What really clicks is your story, your arrangement, your lyrics and your hook – the order is up to you. Bear in mind that a song shouldn’t be too long or have too many repeating parts (i.e. seven verses may be a little steep). Your listener shouldn’t get bored after just a few listens – you want your song to be timeless!
As much as it seems achievable to create a song and release it to the world, the process is not so easy. As a rookie artist, it is more feasible for you to reach out to those mystical, magical creatures known as Music Producers.
Music producers are artists and creators that can add so many more dimensions to your tune. They can help you define your genre and musical style, compose your tracks, co-write with you, and even assist you in publishing or sharing it.
Make sure to protect your intellectual property because you would not want your work to be done in vain. Copyrights, trademarks, and publishing rights need to be protected and recognised under your banner.
Before you start hunting for a music producer, try to develop an understanding of how you want the production to sound. Do you need a producer that is great with electronic elements? Somebody that can help you co-write or work on some parts? All of the above? There are also plenty of recording studios or services that can help to produce part or all of your songs.
You can, of course, begin learning how to produce music yourself – it just depends on the time frame you have before you want to release, and if you think you could do it justice with some practice!
It is not entirely necessary to be fond of songwriting to lay out a track; sometimes you can gain inspiration this way and watch the track unfold. You could also approach songwriting in a different way, for example having a track that you then write a melody to, much like toplining. Band-in-a-Box is perfect for this, as it helps you to create backing tracks and instrumentals.
All you need is to stay focused and determined towards your objective, and you will get there. The more songs that you write, the better they will be and the more confident you will feel. So, keep going!
Once you have written a track – why not ask family and friends for suggestions and feedback on your lyrics or melody? This could end up being really useful, and their outside perspective could unearth things you hadn’t even thought of!

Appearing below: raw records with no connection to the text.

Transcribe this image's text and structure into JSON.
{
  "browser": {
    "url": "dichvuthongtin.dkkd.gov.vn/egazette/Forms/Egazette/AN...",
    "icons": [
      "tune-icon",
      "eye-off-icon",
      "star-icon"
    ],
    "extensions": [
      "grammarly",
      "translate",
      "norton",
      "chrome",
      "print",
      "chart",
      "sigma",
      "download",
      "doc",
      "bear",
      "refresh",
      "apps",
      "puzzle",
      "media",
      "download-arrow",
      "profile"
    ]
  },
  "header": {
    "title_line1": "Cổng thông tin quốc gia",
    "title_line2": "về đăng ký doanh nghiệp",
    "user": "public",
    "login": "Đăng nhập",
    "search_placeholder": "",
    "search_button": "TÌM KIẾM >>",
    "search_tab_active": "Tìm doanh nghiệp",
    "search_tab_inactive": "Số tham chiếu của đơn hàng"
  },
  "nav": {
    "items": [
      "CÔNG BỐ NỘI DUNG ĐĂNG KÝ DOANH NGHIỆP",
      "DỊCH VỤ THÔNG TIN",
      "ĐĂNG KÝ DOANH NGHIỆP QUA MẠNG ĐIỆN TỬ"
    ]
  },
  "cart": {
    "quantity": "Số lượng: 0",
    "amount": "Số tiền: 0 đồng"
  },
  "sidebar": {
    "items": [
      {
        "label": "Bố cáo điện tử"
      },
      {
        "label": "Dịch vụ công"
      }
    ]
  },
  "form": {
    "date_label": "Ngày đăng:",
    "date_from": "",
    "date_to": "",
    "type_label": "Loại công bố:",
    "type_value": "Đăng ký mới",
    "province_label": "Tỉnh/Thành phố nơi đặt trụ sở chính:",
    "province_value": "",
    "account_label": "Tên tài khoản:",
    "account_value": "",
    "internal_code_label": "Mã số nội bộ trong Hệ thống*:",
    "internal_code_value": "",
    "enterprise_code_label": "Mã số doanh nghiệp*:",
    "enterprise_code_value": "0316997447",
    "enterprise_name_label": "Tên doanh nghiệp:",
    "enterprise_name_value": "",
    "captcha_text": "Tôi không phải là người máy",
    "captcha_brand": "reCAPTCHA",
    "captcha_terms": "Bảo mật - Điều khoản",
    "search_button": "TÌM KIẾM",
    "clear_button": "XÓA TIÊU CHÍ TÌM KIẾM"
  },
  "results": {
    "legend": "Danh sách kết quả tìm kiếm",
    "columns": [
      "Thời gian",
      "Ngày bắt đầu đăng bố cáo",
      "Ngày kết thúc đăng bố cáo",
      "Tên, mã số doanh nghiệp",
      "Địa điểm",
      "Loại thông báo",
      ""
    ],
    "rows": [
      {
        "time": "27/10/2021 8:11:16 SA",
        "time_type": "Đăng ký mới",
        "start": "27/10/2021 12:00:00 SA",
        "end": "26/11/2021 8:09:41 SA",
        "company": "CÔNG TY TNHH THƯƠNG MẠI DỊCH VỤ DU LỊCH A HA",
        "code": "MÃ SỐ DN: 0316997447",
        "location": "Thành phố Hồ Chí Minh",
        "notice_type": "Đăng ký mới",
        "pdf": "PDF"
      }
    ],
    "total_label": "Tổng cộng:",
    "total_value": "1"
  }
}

Alternatively, you can use online services and paid applications to sort out the composition, track, and other features for you. Essentially, practice makes perfect, and it is important to try different approaches to find your own style. Once you have hit your groove… there will be no stopping you! If you would like even more tips, head here.